By SCOTT MCKIE B.P.
One Feather Asst. Editor
CHEROKEE, N.C. – The Sacred Fire Courtyard, designed to look like a Cherokee Stomp Dance Ground, was dedicated at the Cherokee Indian Hospital on the afternoon of Friday, Dec. 8. The centerpiece of the Courtyard is a copper sculpture of a fire and seven Cherokee Clan masks by Nathan Bush and James “JR” Wolfe, both members of the Eastern Band of Cherokee Indians, and William Rogers, a master craftsman who has been mentoring Bush and Wolfe for several years.
“Even though this is not exactly what you would find at a stomp ground, it’s representational of that,” Bo Taylor, a member of the Eastern Band of Cherokee Indians, said during the event. “There’s one word that I love to use and it’s intentional. If you have intention, you can do great things. If you want sobriety and you have intention, you can do that. You have to make it happen. You have to have a place to go to get in touch with Creator, to get in touch with your roots.”
Taylor added, “The fire is such an important part of who we are…the fire that burns up in the sky, and the ones that burn on these mounds, and the one that burns in our soul – as long as we keep our traditions alive, as long as we keep doing our dances, as long as we keep speaking our language, as long as we’re intentional with who we are as Cherokees, the world will keep turning. That’s why I believe so hard in having intention with what we do.”
Casey Cooper, Cherokee Indian Hospital Authority chief executive officer, told the crowd, “Hopefully the community really loves and appreciates how intentional the hospital system has been in memorializing our culture in permanent elements of the architecture so that we can celebrate it and talk about it into perpetuity. We really believe that there’s no way to have a stronger, healthier community unless we fully embrace our culture and who we are and where we come from. We believe that’s where our strength and our resilience comes from.”

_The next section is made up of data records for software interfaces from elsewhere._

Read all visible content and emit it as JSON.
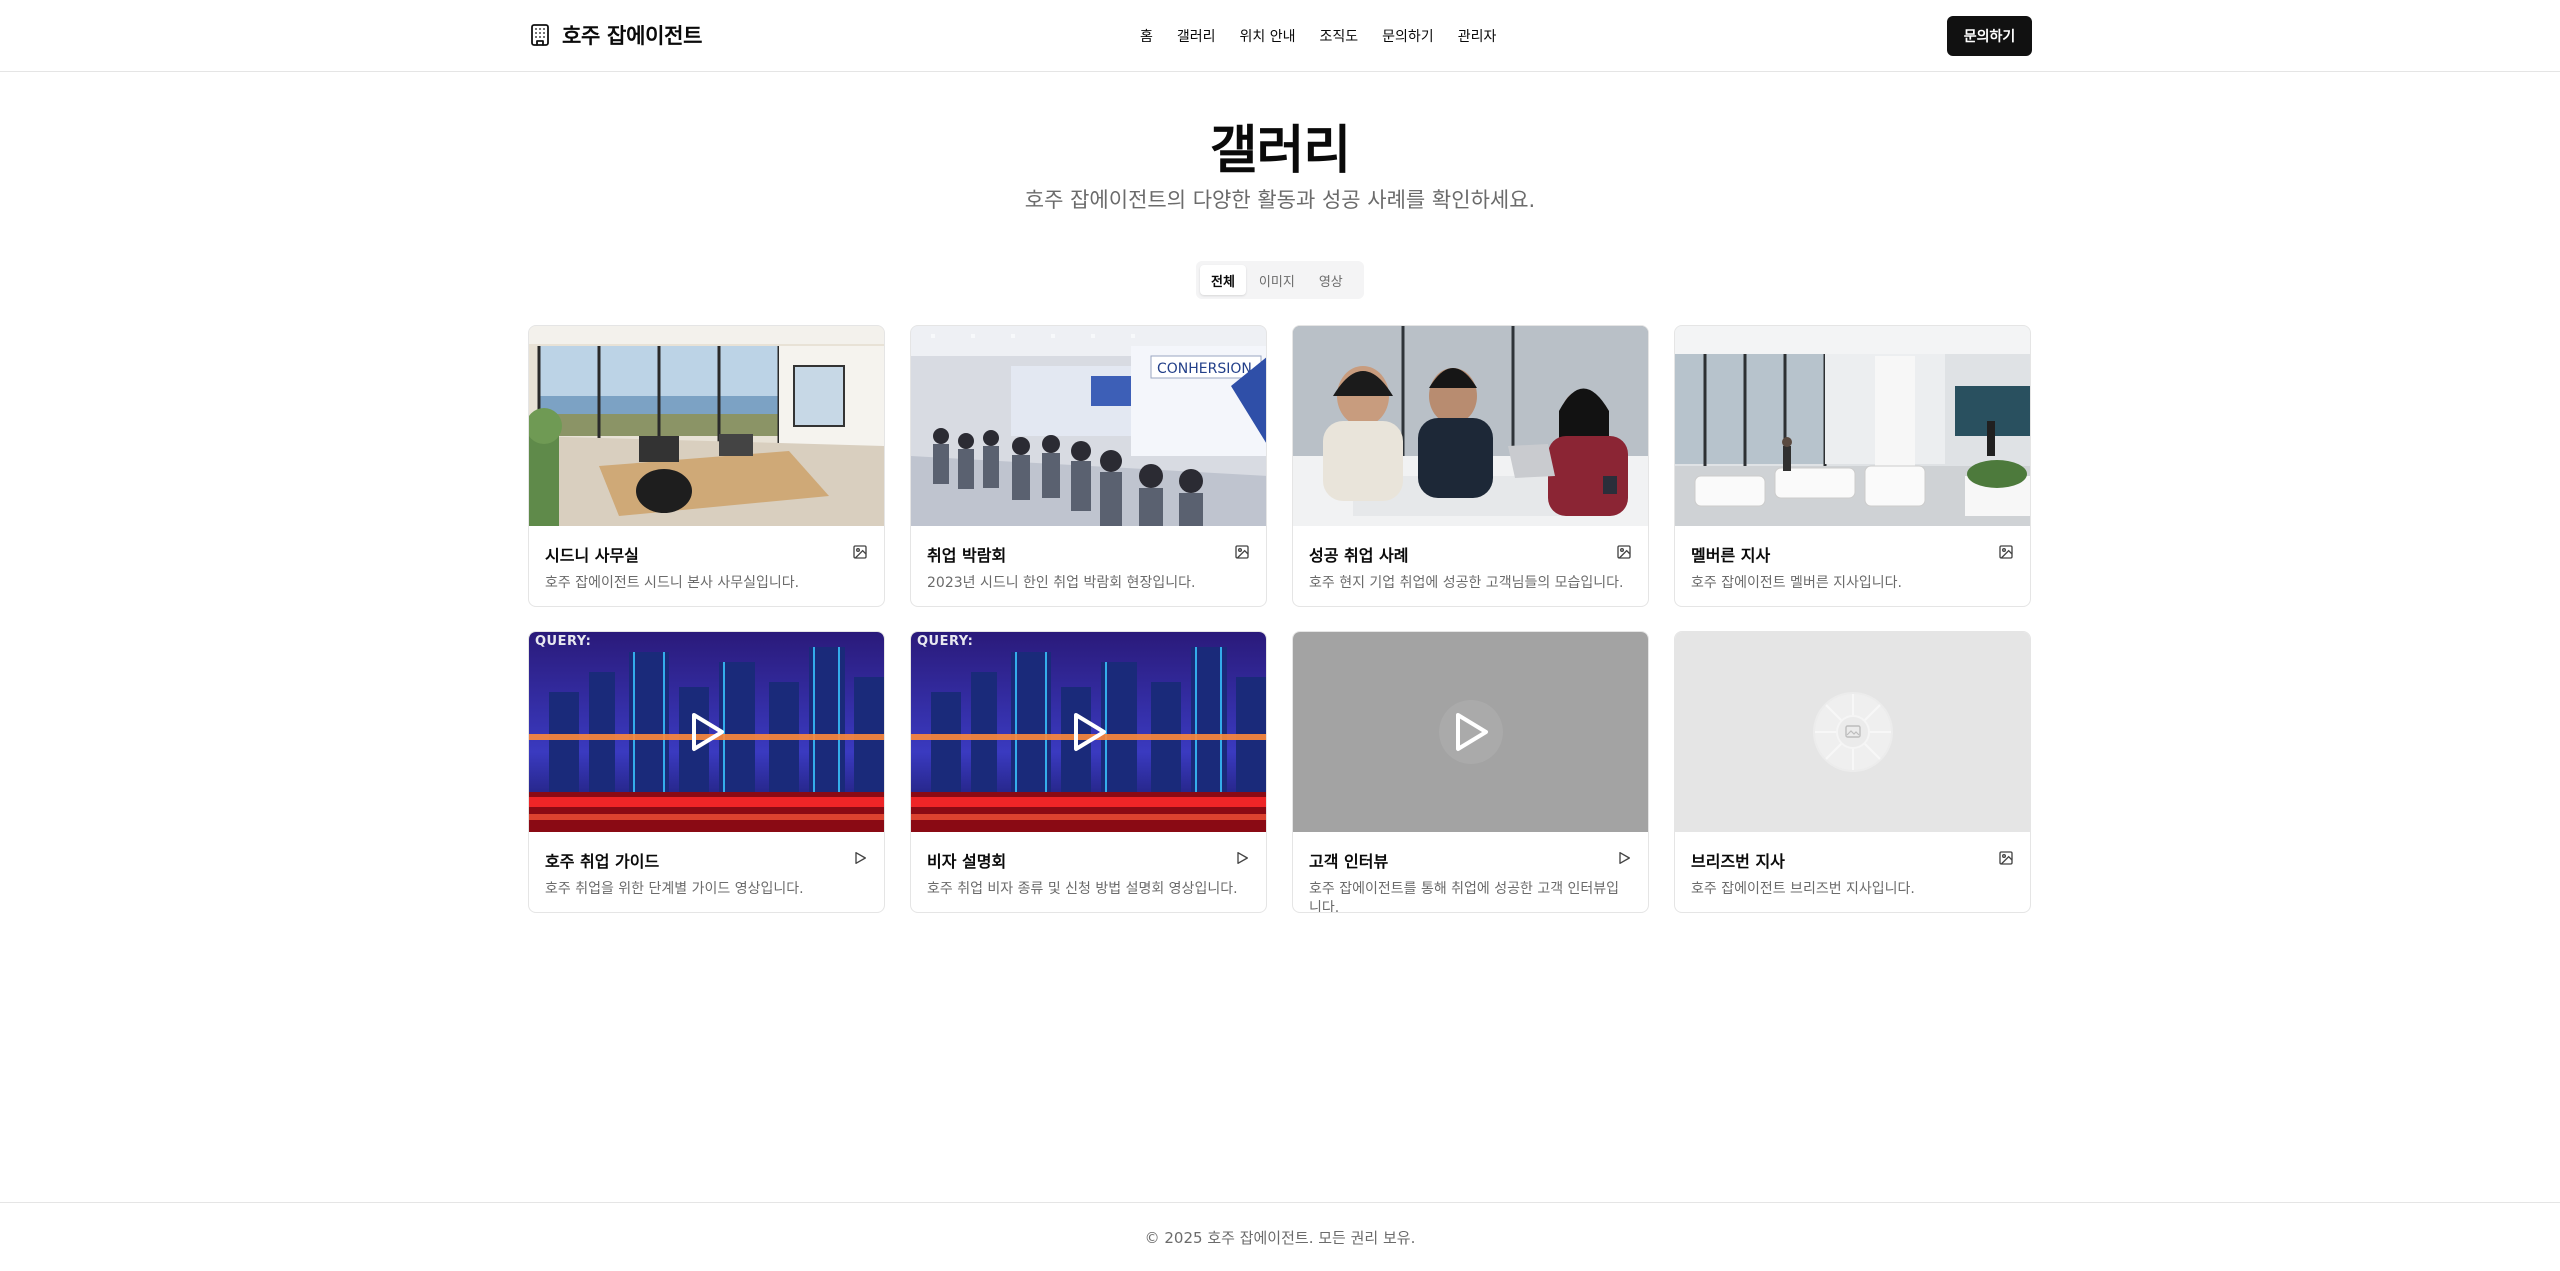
{
  "header": {
    "brand": "호주 잡에이전트",
    "nav": [
      "홈",
      "갤러리",
      "위치 안내",
      "조직도",
      "문의하기",
      "관리자"
    ],
    "cta_label": "문의하기"
  },
  "page": {
    "title": "갤러리",
    "subtitle": "호주 잡에이전트의 다양한 활동과 성공 사례를 확인하세요."
  },
  "tabs": [
    {
      "label": "전체",
      "active": true
    },
    {
      "label": "이미지",
      "active": false
    },
    {
      "label": "영상",
      "active": false
    }
  ],
  "gallery": [
    {
      "title": "시드니 사무실",
      "desc": "호주 잡에이전트 시드니 본사 사무실입니다.",
      "type": "image",
      "thumb": "office-photo"
    },
    {
      "title": "취업 박람회",
      "desc": "2023년 시드니 한인 취업 박람회 현장입니다.",
      "type": "image",
      "thumb": "job-fair-photo",
      "sign": "CONHERSION"
    },
    {
      "title": "성공 취업 사례",
      "desc": "호주 현지 기업 취업에 성공한 고객님들의 모습입니다.",
      "type": "image",
      "thumb": "meeting-photo"
    },
    {
      "title": "멜버른 지사",
      "desc": "호주 잡에이전트 멜버른 지사입니다.",
      "type": "image",
      "thumb": "lobby-photo"
    },
    {
      "title": "호주 취업 가이드",
      "desc": "호주 취업을 위한 단계별 가이드 영상입니다.",
      "type": "video",
      "thumb": "city-night-video",
      "tag": "QUERY:"
    },
    {
      "title": "비자 설명회",
      "desc": "호주 취업 비자 종류 및 신청 방법 설명회 영상입니다.",
      "type": "video",
      "thumb": "city-night-video",
      "tag": "QUERY:"
    },
    {
      "title": "고객 인터뷰",
      "desc": "호주 잡에이전트를 통해 취업에 성공한 고객 인터뷰입니다.",
      "type": "video",
      "thumb": "grey-video"
    },
    {
      "title": "브리즈번 지사",
      "desc": "호주 잡에이전트 브리즈번 지사입니다.",
      "type": "image",
      "thumb": "placeholder"
    }
  ],
  "footer": {
    "copyright": "© 2025 호주 잡에이전트. 모든 권리 보유."
  },
  "colors": {
    "primary": "#111111",
    "muted_text": "#6b6b6b",
    "border": "#e5e5e5",
    "tab_bg": "#f4f4f5"
  }
}
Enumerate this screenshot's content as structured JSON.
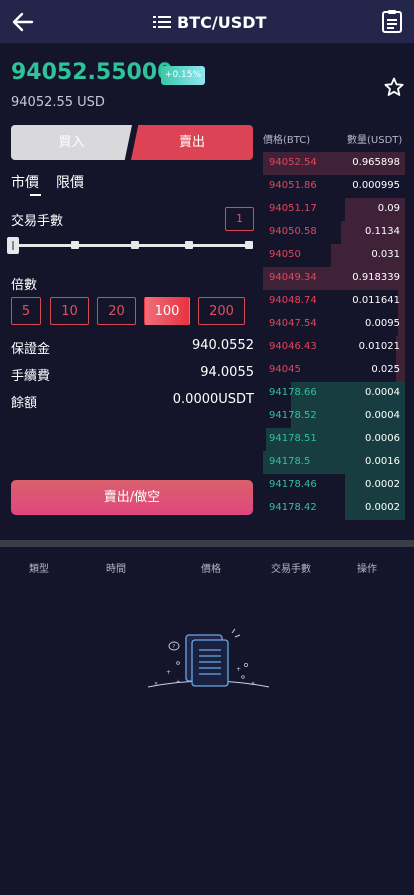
{
  "header": {
    "title": "BTC/USDT",
    "back_icon": "arrow-left-icon",
    "menu_icon": "list-icon",
    "record_icon": "clipboard-icon"
  },
  "ticker": {
    "price": "94052.55000",
    "change": "+0.15%",
    "usd": "94052.55 USD",
    "star_icon": "star-icon"
  },
  "colors": {
    "background": "#14152b",
    "header": "#23254a",
    "up": "#2fc29b",
    "down": "#e5455a",
    "accent": "#dc4455"
  },
  "trade": {
    "buy_label": "買入",
    "sell_label": "賣出",
    "tabs": [
      "市價",
      "限價"
    ],
    "active_tab": 0,
    "lots_label": "交易手數",
    "lots_value": "1",
    "slider_level": 0,
    "leverage_label": "倍數",
    "leverage_options": [
      "5",
      "10",
      "20",
      "100",
      "200"
    ],
    "leverage_selected": "100",
    "margin_label": "保證金",
    "margin_value": "940.0552",
    "fee_label": "手續費",
    "fee_value": "94.0055",
    "balance_label": "餘額",
    "balance_value": "0.0000USDT",
    "submit_label": "賣出/做空"
  },
  "orderbook": {
    "price_header": "價格(BTC)",
    "qty_header": "數量(USDT)",
    "asks": [
      {
        "price": "94052.54",
        "qty": "0.965898",
        "depth": 1.0
      },
      {
        "price": "94051.86",
        "qty": "0.000995",
        "depth": 0.0
      },
      {
        "price": "94051.17",
        "qty": "0.09",
        "depth": 0.42
      },
      {
        "price": "94050.58",
        "qty": "0.1134",
        "depth": 0.45
      },
      {
        "price": "94050",
        "qty": "0.031",
        "depth": 0.52
      },
      {
        "price": "94049.34",
        "qty": "0.918339",
        "depth": 1.0
      },
      {
        "price": "94048.74",
        "qty": "0.011641",
        "depth": 0.05
      },
      {
        "price": "94047.54",
        "qty": "0.0095",
        "depth": 0.05
      },
      {
        "price": "94046.43",
        "qty": "0.01021",
        "depth": 0.06
      },
      {
        "price": "94045",
        "qty": "0.025",
        "depth": 0.06
      }
    ],
    "bids": [
      {
        "price": "94178.66",
        "qty": "0.0004",
        "depth": 0.8
      },
      {
        "price": "94178.52",
        "qty": "0.0004",
        "depth": 0.8
      },
      {
        "price": "94178.51",
        "qty": "0.0006",
        "depth": 0.98
      },
      {
        "price": "94178.5",
        "qty": "0.0016",
        "depth": 1.0
      },
      {
        "price": "94178.46",
        "qty": "0.0002",
        "depth": 0.42
      },
      {
        "price": "94178.42",
        "qty": "0.0002",
        "depth": 0.42
      }
    ]
  },
  "history": {
    "columns": [
      "類型",
      "時間",
      "價格",
      "交易手數",
      "操作"
    ],
    "empty_icon": "empty-document-icon"
  }
}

Cooper said the project was very collaborative and noted they worked with Taylor; Shana Bushyhead Condill, Dakota Brown, and Michael Slee from the Museum of the Cherokee People; the Cherokee Preservation Foundation; MPS (designers); and Robins & Morton (project managers).
“We were able to then partner with William Rogers, the metalsmith, and Nathan Bush, and J.R. Wolfe who brought this beautiful sculpture to fruition so that we could celebrate the clans appropriately and celebrate all the initial elements of stomp. The most important thing is that it’s here for the community. It’s here for everybody to come and celebrate and enjoy.”
The copper sculpture piece was commissioned by the Cherokee Indian Hospital Foundation through a grant from the Cherokee Preservation Foundation. This current work is their third large copper sculpture that can be seen in western North Carolina including a piece at the Stecoah Valley Cultural Arts Center representing the Cherokee Eternal Flame and one at the Cherokee Indian Hospital entitled “Grandfather Buzzard” that flies above the hospital’s river walk area.
Rogers told the One Feather, “It was a great collaboration. There were just so many people that got it going, got it started, figured out how to make it work, and really got it to fruition. This is definitely a good way to seed it into position with the community.”
Several years ago, Rogers received a Folklife Apprenticeship grant from the N.C. Arts Council that allowed him to mentor Bush and Wolfe to teach and share hammered copper and blacksmithing skills. Information from the Arts Council states, “Rogers, Bush, and Wolfe are working to revive Cherokee metalsmithing knowledge and practice, and to make it ‘come alive again’ in Cherokee’s schools and craft centers like the Oconaluftee Indian Village.”
Bush commented to the One Feather that he was really happy with how the sculpture turned out. “It turned out way better than I was thinking, with all the extra stuff around it. I was thinking it was just going to be this, but with the benches all around it, it looks really beautiful in this little area right here.
“I’m glad to see it fully complete because I’ve not seen it complete yet. I’ve just seen it in pieces. Seeing it complete like that is something else.”
He went on to say, “It’s something else to see something you’ve worked on and see it complete. It was truly an honor to get to work on it, especially with William and J.R. William is the reason why we have this craft back from the dead. If it wasn’t for him, we wouldn’t have learned this. Thanks to William Rogers we have an old tradition come back from the past. Hopefully we have a lot of students who get inspired by this piece and will want to learn this craft and keep it going in the future.”
Taylor summed up the sentiment on the Courtyard as he told the crowd, “As Cherokees, we’ve got to remember, as technology-forward that we are and as a great nation that we have become, that we are still Native, that we still have cultural beliefs that we should embrace and keep and perpetuate for always.”